◆ Data for review

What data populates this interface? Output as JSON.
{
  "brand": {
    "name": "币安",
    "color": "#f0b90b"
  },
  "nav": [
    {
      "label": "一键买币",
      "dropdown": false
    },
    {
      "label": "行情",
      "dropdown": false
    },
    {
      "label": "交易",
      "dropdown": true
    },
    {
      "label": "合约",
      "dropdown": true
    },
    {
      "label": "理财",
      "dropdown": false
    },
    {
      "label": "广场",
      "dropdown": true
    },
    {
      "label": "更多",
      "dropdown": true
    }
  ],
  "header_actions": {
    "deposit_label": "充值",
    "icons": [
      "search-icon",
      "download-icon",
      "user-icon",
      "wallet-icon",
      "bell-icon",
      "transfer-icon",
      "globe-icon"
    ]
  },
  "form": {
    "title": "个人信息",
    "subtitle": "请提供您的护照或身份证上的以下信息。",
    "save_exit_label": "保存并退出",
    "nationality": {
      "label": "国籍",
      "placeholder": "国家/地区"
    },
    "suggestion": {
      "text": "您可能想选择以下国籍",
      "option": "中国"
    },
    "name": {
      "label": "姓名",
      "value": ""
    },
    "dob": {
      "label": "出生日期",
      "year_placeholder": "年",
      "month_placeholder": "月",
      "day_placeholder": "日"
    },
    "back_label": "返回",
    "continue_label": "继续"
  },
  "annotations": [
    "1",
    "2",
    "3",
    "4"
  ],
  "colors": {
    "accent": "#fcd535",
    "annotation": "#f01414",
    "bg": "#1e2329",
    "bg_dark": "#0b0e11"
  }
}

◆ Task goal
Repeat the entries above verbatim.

◆ Solution to this task
What data populates this interface? Output as JSON.
{
  "brand": {
    "name": "币安",
    "color": "#f0b90b"
  },
  "nav": [
    {
      "label": "一键买币",
      "dropdown": false
    },
    {
      "label": "行情",
      "dropdown": false
    },
    {
      "label": "交易",
      "dropdown": true
    },
    {
      "label": "合约",
      "dropdown": true
    },
    {
      "label": "理财",
      "dropdown": false
    },
    {
      "label": "广场",
      "dropdown": true
    },
    {
      "label": "更多",
      "dropdown": true
    }
  ],
  "header_actions": {
    "deposit_label": "充值",
    "icons": [
      "search-icon",
      "download-icon",
      "user-icon",
      "wallet-icon",
      "bell-icon",
      "transfer-icon",
      "globe-icon"
    ]
  },
  "form": {
    "title": "个人信息",
    "subtitle": "请提供您的护照或身份证上的以下信息。",
    "save_exit_label": "保存并退出",
    "nationality": {
      "label": "国籍",
      "placeholder": "国家/地区"
    },
    "suggestion": {
      "text": "您可能想选择以下国籍",
      "option": "中国"
    },
    "name": {
      "label": "姓名",
      "value": ""
    },
    "dob": {
      "label": "出生日期",
      "year_placeholder": "年",
      "month_placeholder": "月",
      "day_placeholder": "日"
    },
    "back_label": "返回",
    "continue_label": "继续"
  },
  "annotations": [
    "1",
    "2",
    "3",
    "4"
  ],
  "colors": {
    "accent": "#fcd535",
    "annotation": "#f01414",
    "bg": "#1e2329",
    "bg_dark": "#0b0e11"
  }
}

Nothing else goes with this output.